N/A (I have not read the print version)
The coverage of the material was well done. It is a fascinating topic to begin with, and the speaker clearly knows his field. He presents many aspects of time, and provides the listener with an intriguing journey. Furthermore, his style of speaking is entertaining and engaging. You won't be bored!
I have not listened to any of his other lectures.

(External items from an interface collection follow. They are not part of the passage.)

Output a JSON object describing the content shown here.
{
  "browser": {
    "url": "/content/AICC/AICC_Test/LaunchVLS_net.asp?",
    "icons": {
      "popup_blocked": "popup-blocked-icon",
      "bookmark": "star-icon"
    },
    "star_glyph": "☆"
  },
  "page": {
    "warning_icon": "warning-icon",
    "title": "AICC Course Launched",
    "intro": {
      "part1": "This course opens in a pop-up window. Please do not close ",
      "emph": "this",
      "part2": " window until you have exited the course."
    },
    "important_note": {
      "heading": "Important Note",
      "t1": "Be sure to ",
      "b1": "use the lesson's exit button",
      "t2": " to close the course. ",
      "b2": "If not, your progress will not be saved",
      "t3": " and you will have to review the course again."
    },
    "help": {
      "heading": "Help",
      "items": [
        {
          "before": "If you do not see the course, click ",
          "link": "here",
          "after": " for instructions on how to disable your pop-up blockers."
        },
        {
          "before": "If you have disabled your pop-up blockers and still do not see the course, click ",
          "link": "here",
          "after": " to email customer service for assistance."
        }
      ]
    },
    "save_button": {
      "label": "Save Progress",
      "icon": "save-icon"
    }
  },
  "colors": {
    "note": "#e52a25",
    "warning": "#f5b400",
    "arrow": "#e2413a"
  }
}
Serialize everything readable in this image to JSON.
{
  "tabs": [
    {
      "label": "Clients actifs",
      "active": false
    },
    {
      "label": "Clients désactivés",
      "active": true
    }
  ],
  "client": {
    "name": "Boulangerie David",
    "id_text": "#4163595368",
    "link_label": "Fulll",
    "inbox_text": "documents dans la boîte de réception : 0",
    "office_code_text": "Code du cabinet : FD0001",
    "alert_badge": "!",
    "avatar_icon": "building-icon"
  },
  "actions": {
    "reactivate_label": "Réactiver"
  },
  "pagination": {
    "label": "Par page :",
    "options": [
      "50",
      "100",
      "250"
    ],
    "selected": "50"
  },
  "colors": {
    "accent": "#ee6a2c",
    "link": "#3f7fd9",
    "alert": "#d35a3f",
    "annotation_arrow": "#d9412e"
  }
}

I had two difficulties with these lectures. The first and least important is that the presenter seems to be speaking, rather than reading, which is fine--except that he makes frequent grammatical mistakes so that his sentences sound sometimes unprofessional. He would have done better to have written everything out clearly, and then followed his notes more closely.The more substantial problem is that the presenter frequently uses the teaching style of giving what he knows to be incorrect information; not telling the listener that it is incorrect; and then sometime later (perhaps many lectures later) correcting his earlier misinformation.For example: When he first introduces entropy (one of the central themes of the lectures), he defines it as a measure of the amount of disorder (paraphrasing here). As a physicist myself, I knew that this popular idea is entirely incorrect, and was appalled that he was actually putting it out there without comment. Sure enough, roughly 10 lectures later he provides an entirely different definition of entropy (the correct one), and tells the reader that what he said before was not correct. I consider this method of teaching to be at best unfortunate, and at worst inexcusably sloppy.I would not say that this problem overrides all of the good in these lectures (hence the 4-star rating), but Professor Carroll should definitely know better.Summary: A fascinating topic, presented by an engaging speaker. Just don't believe everything he says, until you're sure you've reached the end!